There are a ton of press release syndication and distribution sites out there. What you see here are some of the best free ones. These are great places to share your latest news and get it seen by media people might choose to cover your story. The exact process for writing press releases won’t be covered here, but it is something worth learning.
Revenue Sharing Sites
I’ve talked a little bit about revenue sharing sites before. These are somewhat similar to blogs and article submission sites, with the difference being that you can earn some money from your articles, and in the case of RedGage, you can submit other forms of content like photos too.
Earlier, I advised against spamming and gaming the system with blogs and article submission sites. This goes double for revenue sharing sites. Moreover, if you even so much as do something contrary to their policies and terms of service, you might risk having your earning privileges being revoked (I’ve had this happen), or worse; you could be banned.
If you want to take advantage of these sites, write unique, value-adding articles that add to the communities.
Social Media & Blog Syndication
Social media sites are often mistaken for sales platforms. I guess they are to some extent, and it’s not wrong to think of them that way, but it’s probably more useful to see them as connection tools. They’re called social networks for a reason. They’re made for socializing.
On this list, you’ll find social networks, social bookmarking sites, as well as places you can go to submit your blog content.
- Google+ (this social network might be on its way out; the verdict is still out on that one)
- ReverbNation (gigs and placement opportunities can also be found through ReverbNation; technically, it’s also an email marketing platform)
- Myspace (the new Myspace is a little different, but it can still be used to market your music)
- Blog Engage
- Meltwater IceRocket
Touring & Live Performance
Sites you can use to promote your shows.
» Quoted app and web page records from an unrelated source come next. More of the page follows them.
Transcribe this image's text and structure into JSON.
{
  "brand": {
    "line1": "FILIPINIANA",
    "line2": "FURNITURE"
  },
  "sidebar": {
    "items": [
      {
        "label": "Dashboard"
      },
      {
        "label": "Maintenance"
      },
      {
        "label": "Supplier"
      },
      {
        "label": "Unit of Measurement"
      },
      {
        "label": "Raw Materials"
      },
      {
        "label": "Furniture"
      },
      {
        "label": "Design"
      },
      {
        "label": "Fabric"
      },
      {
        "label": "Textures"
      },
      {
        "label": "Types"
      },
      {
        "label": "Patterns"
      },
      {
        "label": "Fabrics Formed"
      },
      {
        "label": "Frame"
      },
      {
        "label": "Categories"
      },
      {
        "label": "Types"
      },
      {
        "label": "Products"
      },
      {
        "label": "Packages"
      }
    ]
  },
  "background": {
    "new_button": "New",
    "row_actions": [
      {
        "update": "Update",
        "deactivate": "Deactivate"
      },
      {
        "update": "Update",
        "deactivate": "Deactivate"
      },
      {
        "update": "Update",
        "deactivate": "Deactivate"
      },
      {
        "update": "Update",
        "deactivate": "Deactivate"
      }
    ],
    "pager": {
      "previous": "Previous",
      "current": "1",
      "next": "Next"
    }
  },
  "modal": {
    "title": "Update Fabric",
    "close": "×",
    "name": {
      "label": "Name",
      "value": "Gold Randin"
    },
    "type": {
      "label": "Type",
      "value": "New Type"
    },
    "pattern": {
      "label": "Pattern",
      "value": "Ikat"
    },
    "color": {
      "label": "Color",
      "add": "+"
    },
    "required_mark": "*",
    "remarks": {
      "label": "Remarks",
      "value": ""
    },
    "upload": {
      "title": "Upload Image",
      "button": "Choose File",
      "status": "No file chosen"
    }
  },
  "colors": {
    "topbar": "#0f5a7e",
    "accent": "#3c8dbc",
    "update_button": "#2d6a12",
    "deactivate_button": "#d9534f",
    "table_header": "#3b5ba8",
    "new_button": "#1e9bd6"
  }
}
Video is a powerful medium for marketing music. From music videos and acoustic performances to vlogs and rig rundowns, there are a variety of different ways to engage with your fans using video. Odd are you already know about YouTube, but are you building your presence elsewhere? It might be worth extending your reach to other video sites using a convenient tool like OneLoad.
Website marketing is really the foundation of online marketing, and if you don’t already have a website set up, that’s the best place to start. If you build your online strategy around your website, you will have an easier time keeping your marketing efforts in-line with your overall goals.
- Your website (you do have one, don’t you?)
- Satellite/sister sites (no one said you only had to have one website)
- Your friend’s website (what kind of strategic partnerships you strike up are entirely up to you; for example, you could ask a friend to place your banner on their website)
- Bandzoogle (probably the best place on the web for musicians to be building their websites; hosting isn’t free, but it isn’t expensive either)
- Weebly (a service you can use to build a website, and even a blog; they have multiple plans, including a free option)
Would you have thought of all of these sites as potential marketing channels for your music? Maybe not, but I’m sure there are others you can think of. Please leave a note in the comments letting me know what I missed; it will help everyone that finds this list!
Purchase The New Music Industry book - click HERE for details
Subscribe to The New Music Industry Podcast on iTunes for more great content
Latest posts by David Andrew Wiebe (see all)
- 081 – What Did I Accomplish in 2017? - February 22, 2018
- Weekly Digest: February 17, 2018 - February 17, 2018
- 080 – Secrets to Learning – with Ian Temple of Soundfly - February 15, 2018